National Security

TSA Spent $160 Million On Failed Body Scanners, ‘Naked’ X-Rays

AP

The Transportation Security Administration spent $160 million on body scanners that have largely failed to detect airport security threats.

Politico reported that the government agency paid $120 million for the body scanners currently in place at airport checkpoints across the country in addition to another $40 million on the "naked" X-ray scanners removed from airports two years ago amid health and privacy concerns.

The TSA, which recently disclosed the costs to members of Congress probing the agency, on average spent over $150,000 per unit of body imaging technology since it first began purchasing the scanners in 2008.

The acting TSA head was reassigned in June after a security audit revealed that the agency’s devices failed to detect fake weapons and explosives 96 percent of the time in secret tests.

Members of Congress from both parties who have been probing the government agency are concerned with the costly but largely insufficient TSA body imaging equipment.

Senate Homeland Security Chairman Ron Johnson (R., Wis.) said that the scanners are so unsuccessful—"These things weren’t even catching metal," he warned—that they should be preceded by metal detectors.

"If you really want to keep using those, and I’m not saying we shouldn’t, at a minimum we should put a metal detector on the other side," Johnson said. "Why not go through two?

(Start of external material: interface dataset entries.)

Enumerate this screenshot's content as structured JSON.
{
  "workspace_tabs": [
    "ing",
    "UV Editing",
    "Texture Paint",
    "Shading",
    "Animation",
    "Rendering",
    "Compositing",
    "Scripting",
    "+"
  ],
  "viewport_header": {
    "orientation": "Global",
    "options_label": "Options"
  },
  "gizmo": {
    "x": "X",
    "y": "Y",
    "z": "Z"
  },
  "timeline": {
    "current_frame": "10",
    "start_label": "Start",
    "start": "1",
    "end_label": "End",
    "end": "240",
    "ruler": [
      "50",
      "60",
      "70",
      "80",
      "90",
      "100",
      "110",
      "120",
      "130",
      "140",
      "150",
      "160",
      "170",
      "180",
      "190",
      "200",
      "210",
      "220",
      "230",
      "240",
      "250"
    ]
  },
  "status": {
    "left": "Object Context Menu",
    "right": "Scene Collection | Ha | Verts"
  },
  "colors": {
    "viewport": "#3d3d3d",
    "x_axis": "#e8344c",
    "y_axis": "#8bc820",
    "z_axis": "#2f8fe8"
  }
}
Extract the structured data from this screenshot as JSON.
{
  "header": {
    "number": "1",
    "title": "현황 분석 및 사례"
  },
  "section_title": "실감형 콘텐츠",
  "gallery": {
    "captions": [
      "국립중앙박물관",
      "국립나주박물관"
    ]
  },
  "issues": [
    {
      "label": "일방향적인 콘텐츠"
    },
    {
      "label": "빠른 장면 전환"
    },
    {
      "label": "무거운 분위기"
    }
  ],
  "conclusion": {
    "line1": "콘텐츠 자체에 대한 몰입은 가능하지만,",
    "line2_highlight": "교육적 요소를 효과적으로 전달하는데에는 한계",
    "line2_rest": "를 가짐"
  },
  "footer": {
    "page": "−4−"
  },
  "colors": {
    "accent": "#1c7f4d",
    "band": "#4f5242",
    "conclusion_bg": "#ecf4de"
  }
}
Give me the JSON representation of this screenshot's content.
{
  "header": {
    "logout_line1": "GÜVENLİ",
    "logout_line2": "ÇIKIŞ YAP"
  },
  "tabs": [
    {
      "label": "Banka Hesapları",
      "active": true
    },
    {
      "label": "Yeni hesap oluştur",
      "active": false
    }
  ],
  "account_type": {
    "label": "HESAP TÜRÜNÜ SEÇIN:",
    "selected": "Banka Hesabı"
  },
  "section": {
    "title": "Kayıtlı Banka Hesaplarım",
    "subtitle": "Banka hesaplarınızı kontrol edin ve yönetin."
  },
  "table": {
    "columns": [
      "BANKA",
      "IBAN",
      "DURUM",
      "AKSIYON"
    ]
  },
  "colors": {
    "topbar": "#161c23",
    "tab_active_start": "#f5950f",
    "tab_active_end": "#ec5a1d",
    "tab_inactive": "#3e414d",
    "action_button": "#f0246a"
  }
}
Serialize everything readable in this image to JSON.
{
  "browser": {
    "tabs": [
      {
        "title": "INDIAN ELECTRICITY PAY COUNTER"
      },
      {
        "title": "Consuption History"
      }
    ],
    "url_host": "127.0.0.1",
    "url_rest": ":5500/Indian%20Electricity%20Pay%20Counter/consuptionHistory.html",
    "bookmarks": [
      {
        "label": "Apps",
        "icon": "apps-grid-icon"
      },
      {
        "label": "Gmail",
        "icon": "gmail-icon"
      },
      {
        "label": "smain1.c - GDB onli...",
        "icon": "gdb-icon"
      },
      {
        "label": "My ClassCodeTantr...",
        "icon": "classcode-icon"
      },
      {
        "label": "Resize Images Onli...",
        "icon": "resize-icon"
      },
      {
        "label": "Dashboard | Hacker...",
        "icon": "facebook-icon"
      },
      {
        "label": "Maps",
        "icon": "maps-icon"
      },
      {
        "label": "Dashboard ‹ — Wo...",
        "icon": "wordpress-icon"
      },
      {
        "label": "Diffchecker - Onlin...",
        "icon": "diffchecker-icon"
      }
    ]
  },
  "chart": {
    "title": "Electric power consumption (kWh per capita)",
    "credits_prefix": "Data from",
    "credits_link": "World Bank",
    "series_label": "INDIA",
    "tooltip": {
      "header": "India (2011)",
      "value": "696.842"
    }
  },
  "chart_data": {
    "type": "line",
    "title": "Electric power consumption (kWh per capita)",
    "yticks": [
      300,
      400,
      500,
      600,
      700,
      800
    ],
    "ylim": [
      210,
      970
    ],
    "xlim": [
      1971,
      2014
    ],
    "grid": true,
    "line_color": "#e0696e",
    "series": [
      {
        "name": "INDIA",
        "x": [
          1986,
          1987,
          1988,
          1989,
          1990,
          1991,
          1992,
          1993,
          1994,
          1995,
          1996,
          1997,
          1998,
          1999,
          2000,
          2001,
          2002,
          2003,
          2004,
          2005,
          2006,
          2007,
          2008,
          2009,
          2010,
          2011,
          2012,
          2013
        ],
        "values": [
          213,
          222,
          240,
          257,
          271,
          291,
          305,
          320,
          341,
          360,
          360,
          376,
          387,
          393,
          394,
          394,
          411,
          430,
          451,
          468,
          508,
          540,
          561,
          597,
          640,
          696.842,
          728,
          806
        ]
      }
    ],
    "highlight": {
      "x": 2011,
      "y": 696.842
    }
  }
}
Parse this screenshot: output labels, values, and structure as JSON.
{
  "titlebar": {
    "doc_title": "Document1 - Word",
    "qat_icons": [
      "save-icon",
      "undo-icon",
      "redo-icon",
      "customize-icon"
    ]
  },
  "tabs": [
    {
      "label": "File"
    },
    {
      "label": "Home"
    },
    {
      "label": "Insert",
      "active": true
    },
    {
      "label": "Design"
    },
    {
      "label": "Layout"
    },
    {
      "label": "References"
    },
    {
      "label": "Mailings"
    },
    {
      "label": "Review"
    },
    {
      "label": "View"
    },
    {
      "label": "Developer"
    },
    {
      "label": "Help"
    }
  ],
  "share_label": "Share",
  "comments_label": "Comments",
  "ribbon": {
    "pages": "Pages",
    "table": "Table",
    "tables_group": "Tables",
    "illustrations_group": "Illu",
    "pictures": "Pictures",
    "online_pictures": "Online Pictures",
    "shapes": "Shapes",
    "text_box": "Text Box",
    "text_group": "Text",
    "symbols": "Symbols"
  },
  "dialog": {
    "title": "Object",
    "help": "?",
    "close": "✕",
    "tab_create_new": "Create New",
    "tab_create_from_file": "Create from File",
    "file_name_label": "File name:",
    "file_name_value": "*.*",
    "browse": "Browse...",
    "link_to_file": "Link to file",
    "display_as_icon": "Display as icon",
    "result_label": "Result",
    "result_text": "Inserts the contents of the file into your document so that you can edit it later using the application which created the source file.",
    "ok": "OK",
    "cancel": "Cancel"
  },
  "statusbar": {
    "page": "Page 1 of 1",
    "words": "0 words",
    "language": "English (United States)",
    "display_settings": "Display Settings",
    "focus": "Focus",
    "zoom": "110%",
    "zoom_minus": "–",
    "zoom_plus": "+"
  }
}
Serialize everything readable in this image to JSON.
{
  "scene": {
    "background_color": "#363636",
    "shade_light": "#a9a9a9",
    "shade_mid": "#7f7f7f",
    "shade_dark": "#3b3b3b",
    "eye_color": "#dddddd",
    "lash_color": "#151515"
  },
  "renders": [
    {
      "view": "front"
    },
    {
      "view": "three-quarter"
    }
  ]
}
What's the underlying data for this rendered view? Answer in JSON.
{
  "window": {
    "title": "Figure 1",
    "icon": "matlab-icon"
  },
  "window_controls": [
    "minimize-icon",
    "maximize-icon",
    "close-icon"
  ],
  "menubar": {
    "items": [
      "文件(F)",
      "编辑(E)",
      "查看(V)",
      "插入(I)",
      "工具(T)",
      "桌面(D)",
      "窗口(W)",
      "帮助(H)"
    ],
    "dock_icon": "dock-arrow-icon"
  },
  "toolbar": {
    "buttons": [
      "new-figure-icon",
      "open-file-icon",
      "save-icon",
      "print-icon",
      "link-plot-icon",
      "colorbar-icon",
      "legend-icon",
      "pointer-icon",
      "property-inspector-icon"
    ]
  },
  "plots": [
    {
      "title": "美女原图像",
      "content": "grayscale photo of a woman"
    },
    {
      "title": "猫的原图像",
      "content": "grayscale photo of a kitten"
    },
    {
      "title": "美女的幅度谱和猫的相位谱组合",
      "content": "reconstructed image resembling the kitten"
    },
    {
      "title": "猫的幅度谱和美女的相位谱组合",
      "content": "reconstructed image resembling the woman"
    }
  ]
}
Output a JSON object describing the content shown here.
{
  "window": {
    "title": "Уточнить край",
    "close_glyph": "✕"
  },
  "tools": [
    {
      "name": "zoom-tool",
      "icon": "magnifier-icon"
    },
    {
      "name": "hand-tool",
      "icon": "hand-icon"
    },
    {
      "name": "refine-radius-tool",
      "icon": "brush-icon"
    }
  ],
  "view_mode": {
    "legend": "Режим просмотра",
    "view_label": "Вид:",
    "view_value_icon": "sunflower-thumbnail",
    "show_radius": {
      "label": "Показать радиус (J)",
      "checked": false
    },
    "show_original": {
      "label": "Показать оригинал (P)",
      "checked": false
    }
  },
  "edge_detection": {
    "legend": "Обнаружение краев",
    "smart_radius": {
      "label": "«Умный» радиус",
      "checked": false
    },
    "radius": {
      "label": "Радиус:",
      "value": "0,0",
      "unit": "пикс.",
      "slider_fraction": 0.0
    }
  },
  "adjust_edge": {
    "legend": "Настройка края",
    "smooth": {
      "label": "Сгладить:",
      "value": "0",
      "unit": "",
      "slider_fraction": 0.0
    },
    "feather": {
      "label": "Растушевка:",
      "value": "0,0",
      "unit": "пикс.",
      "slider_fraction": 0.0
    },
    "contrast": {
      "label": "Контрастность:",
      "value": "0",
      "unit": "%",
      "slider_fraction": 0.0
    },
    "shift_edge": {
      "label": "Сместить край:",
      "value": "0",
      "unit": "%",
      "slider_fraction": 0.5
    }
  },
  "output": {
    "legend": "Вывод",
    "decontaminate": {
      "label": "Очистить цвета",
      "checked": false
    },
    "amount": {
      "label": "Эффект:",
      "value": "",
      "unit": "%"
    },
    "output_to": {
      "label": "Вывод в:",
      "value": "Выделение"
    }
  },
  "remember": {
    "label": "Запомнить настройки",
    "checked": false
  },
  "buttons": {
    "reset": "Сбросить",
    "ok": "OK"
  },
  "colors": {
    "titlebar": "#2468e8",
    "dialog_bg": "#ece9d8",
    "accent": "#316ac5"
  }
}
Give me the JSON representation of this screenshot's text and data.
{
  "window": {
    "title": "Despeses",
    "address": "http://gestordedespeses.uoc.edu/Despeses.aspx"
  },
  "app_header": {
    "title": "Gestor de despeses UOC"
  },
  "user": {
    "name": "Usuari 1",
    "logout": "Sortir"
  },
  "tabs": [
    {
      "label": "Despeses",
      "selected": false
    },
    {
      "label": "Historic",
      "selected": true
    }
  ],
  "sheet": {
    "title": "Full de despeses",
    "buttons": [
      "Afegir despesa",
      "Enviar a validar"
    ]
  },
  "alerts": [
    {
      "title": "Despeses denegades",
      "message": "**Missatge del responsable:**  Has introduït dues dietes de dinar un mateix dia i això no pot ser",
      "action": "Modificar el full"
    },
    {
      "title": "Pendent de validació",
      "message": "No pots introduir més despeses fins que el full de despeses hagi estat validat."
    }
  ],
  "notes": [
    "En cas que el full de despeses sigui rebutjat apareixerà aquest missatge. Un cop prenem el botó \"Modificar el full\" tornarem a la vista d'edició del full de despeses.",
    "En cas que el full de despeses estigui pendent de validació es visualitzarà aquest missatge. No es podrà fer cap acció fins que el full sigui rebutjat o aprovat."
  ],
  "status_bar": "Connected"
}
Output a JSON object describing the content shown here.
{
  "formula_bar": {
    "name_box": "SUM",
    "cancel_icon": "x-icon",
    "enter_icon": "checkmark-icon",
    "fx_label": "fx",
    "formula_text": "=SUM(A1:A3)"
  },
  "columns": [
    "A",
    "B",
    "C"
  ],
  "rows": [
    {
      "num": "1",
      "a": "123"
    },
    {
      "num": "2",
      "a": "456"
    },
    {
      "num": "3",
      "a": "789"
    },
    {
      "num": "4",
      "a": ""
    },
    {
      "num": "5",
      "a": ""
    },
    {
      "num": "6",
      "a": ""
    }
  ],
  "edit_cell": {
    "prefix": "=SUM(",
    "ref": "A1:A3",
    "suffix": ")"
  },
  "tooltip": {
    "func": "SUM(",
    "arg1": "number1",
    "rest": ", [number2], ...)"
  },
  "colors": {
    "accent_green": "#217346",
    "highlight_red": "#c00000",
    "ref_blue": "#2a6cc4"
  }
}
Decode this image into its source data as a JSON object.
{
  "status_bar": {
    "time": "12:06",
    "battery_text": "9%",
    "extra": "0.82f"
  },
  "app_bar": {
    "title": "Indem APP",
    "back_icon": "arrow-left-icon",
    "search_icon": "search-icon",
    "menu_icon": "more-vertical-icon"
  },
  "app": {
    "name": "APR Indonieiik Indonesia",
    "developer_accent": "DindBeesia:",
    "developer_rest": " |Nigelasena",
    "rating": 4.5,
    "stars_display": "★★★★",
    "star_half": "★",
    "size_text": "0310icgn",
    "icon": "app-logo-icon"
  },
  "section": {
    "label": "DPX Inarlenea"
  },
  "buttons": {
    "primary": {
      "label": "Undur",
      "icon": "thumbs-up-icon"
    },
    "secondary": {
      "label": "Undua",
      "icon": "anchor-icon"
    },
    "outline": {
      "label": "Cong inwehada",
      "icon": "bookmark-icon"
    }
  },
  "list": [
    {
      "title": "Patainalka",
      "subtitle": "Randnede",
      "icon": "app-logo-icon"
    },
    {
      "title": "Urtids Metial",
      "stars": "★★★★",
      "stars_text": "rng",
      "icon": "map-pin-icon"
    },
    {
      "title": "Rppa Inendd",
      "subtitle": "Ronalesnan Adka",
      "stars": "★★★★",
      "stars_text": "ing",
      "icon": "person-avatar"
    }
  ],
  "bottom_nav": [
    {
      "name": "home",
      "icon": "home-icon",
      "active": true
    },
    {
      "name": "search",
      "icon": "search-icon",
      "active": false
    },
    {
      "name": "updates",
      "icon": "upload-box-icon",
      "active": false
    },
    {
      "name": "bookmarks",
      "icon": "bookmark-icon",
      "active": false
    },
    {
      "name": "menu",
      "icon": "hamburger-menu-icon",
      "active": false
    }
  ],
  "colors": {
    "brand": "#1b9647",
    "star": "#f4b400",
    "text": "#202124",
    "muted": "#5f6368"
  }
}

You’ve just gotta use common sense."

Ranking member of House Homeland Security Committee Rep. Bennie Thompson (D., Miss.) described himself as "troubled about their capability to detect and prevent dangerous materials from passing through security checkpoints."

Sen. Tom Carper (D., Del.), the ranking member of Senate Homeland Security Committee, suggested that the agency might be better off trying to find ways beyond technology to overhaul its security measures.

"In a situation like this, if one bad person gets through and they have a bomb or a weapon, it could be a terrible tragedy for hundreds of people," Carper explained. "So I think we have an obligation to look around the world and to look at technology here and to find better ways, on an ongoing basis, to protect our safety and security."

The TSA in a statement voiced its commitment "to improve screening effectiveness, including new training for all TSA officers, improvements in alarm resolution procedures, and, in partnership with private sector partners, a range of measures to increase detection standards of our screening equipment."

The government agency has spent tens of millions of dollars on other types of failed equipment.